BEGIN Given information

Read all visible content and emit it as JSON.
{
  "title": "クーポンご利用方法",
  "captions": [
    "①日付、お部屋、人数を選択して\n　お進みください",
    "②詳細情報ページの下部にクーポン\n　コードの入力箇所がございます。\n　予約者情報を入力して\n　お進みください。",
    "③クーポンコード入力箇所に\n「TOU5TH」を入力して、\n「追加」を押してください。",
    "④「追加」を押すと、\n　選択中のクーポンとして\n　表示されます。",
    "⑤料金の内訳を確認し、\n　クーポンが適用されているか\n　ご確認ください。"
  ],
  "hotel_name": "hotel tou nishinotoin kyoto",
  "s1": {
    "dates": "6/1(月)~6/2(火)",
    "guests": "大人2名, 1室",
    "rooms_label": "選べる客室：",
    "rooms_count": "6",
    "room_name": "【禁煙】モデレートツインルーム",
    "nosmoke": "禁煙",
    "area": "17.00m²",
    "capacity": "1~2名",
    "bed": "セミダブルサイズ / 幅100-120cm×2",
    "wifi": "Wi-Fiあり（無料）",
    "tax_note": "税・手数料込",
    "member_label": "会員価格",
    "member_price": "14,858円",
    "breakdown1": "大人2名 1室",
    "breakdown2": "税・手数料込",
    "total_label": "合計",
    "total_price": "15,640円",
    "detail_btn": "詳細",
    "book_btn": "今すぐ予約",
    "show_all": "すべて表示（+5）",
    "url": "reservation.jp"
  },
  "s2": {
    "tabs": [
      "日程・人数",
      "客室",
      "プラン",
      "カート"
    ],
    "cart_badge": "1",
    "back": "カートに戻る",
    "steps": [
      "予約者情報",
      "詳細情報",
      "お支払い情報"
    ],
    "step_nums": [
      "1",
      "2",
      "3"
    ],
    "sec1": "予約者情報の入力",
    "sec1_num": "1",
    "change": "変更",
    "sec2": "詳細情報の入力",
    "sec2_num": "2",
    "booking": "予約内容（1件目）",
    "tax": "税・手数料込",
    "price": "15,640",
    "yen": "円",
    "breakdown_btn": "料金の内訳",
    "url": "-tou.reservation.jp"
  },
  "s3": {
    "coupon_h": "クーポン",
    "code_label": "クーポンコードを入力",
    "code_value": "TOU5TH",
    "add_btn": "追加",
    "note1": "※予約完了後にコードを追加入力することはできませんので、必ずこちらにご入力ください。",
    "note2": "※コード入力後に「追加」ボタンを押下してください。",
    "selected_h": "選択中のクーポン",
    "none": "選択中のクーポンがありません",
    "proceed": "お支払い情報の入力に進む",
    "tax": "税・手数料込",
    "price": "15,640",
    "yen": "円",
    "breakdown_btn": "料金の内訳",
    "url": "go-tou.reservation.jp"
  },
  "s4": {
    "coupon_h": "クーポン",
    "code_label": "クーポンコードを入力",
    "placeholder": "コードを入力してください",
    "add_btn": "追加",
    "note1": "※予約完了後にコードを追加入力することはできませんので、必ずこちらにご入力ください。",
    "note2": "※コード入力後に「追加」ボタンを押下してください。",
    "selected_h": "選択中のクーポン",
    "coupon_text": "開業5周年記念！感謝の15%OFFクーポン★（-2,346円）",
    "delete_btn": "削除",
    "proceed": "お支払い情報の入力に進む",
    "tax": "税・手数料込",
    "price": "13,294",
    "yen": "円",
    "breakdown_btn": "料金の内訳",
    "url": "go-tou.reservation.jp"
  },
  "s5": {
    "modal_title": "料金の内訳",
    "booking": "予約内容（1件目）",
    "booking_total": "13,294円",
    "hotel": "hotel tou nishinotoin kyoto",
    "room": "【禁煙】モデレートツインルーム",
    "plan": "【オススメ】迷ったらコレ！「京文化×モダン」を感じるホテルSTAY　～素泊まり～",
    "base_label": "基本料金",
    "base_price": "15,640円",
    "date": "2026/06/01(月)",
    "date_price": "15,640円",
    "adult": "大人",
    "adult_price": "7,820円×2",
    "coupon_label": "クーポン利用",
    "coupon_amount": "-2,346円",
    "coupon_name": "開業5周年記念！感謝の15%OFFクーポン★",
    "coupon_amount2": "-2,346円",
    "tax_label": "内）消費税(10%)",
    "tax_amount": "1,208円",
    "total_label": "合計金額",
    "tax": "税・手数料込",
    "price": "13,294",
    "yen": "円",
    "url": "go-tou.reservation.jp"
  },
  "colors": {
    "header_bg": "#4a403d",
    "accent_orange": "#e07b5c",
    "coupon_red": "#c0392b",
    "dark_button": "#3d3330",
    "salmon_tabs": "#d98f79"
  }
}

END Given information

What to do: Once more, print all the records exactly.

Output for this task:
Read all visible content and emit it as JSON.
{
  "title": "クーポンご利用方法",
  "captions": [
    "①日付、お部屋、人数を選択して\n　お進みください",
    "②詳細情報ページの下部にクーポン\n　コードの入力箇所がございます。\n　予約者情報を入力して\n　お進みください。",
    "③クーポンコード入力箇所に\n「TOU5TH」を入力して、\n「追加」を押してください。",
    "④「追加」を押すと、\n　選択中のクーポンとして\n　表示されます。",
    "⑤料金の内訳を確認し、\n　クーポンが適用されているか\n　ご確認ください。"
  ],
  "hotel_name": "hotel tou nishinotoin kyoto",
  "s1": {
    "dates": "6/1(月)~6/2(火)",
    "guests": "大人2名, 1室",
    "rooms_label": "選べる客室：",
    "rooms_count": "6",
    "room_name": "【禁煙】モデレートツインルーム",
    "nosmoke": "禁煙",
    "area": "17.00m²",
    "capacity": "1~2名",
    "bed": "セミダブルサイズ / 幅100-120cm×2",
    "wifi": "Wi-Fiあり（無料）",
    "tax_note": "税・手数料込",
    "member_label": "会員価格",
    "member_price": "14,858円",
    "breakdown1": "大人2名 1室",
    "breakdown2": "税・手数料込",
    "total_label": "合計",
    "total_price": "15,640円",
    "detail_btn": "詳細",
    "book_btn": "今すぐ予約",
    "show_all": "すべて表示（+5）",
    "url": "reservation.jp"
  },
  "s2": {
    "tabs": [
      "日程・人数",
      "客室",
      "プラン",
      "カート"
    ],
    "cart_badge": "1",
    "back": "カートに戻る",
    "steps": [
      "予約者情報",
      "詳細情報",
      "お支払い情報"
    ],
    "step_nums": [
      "1",
      "2",
      "3"
    ],
    "sec1": "予約者情報の入力",
    "sec1_num": "1",
    "change": "変更",
    "sec2": "詳細情報の入力",
    "sec2_num": "2",
    "booking": "予約内容（1件目）",
    "tax": "税・手数料込",
    "price": "15,640",
    "yen": "円",
    "breakdown_btn": "料金の内訳",
    "url": "-tou.reservation.jp"
  },
  "s3": {
    "coupon_h": "クーポン",
    "code_label": "クーポンコードを入力",
    "code_value": "TOU5TH",
    "add_btn": "追加",
    "note1": "※予約完了後にコードを追加入力することはできませんので、必ずこちらにご入力ください。",
    "note2": "※コード入力後に「追加」ボタンを押下してください。",
    "selected_h": "選択中のクーポン",
    "none": "選択中のクーポンがありません",
    "proceed": "お支払い情報の入力に進む",
    "tax": "税・手数料込",
    "price": "15,640",
    "yen": "円",
    "breakdown_btn": "料金の内訳",
    "url": "go-tou.reservation.jp"
  },
  "s4": {
    "coupon_h": "クーポン",
    "code_label": "クーポンコードを入力",
    "placeholder": "コードを入力してください",
    "add_btn": "追加",
    "note1": "※予約完了後にコードを追加入力することはできませんので、必ずこちらにご入力ください。",
    "note2": "※コード入力後に「追加」ボタンを押下してください。",
    "selected_h": "選択中のクーポン",
    "coupon_text": "開業5周年記念！感謝の15%OFFクーポン★（-2,346円）",
    "delete_btn": "削除",
    "proceed": "お支払い情報の入力に進む",
    "tax": "税・手数料込",
    "price": "13,294",
    "yen": "円",
    "breakdown_btn": "料金の内訳",
    "url": "go-tou.reservation.jp"
  },
  "s5": {
    "modal_title": "料金の内訳",
    "booking": "予約内容（1件目）",
    "booking_total": "13,294円",
    "hotel": "hotel tou nishinotoin kyoto",
    "room": "【禁煙】モデレートツインルーム",
    "plan": "【オススメ】迷ったらコレ！「京文化×モダン」を感じるホテルSTAY　～素泊まり～",
    "base_label": "基本料金",
    "base_price": "15,640円",
    "date": "2026/06/01(月)",
    "date_price": "15,640円",
    "adult": "大人",
    "adult_price": "7,820円×2",
    "coupon_label": "クーポン利用",
    "coupon_amount": "-2,346円",
    "coupon_name": "開業5周年記念！感謝の15%OFFクーポン★",
    "coupon_amount2": "-2,346円",
    "tax_label": "内）消費税(10%)",
    "tax_amount": "1,208円",
    "total_label": "合計金額",
    "tax": "税・手数料込",
    "price": "13,294",
    "yen": "円",
    "url": "go-tou.reservation.jp"
  },
  "colors": {
    "header_bg": "#4a403d",
    "accent_orange": "#e07b5c",
    "coupon_red": "#c0392b",
    "dark_button": "#3d3330",
    "salmon_tabs": "#d98f79"
  }
}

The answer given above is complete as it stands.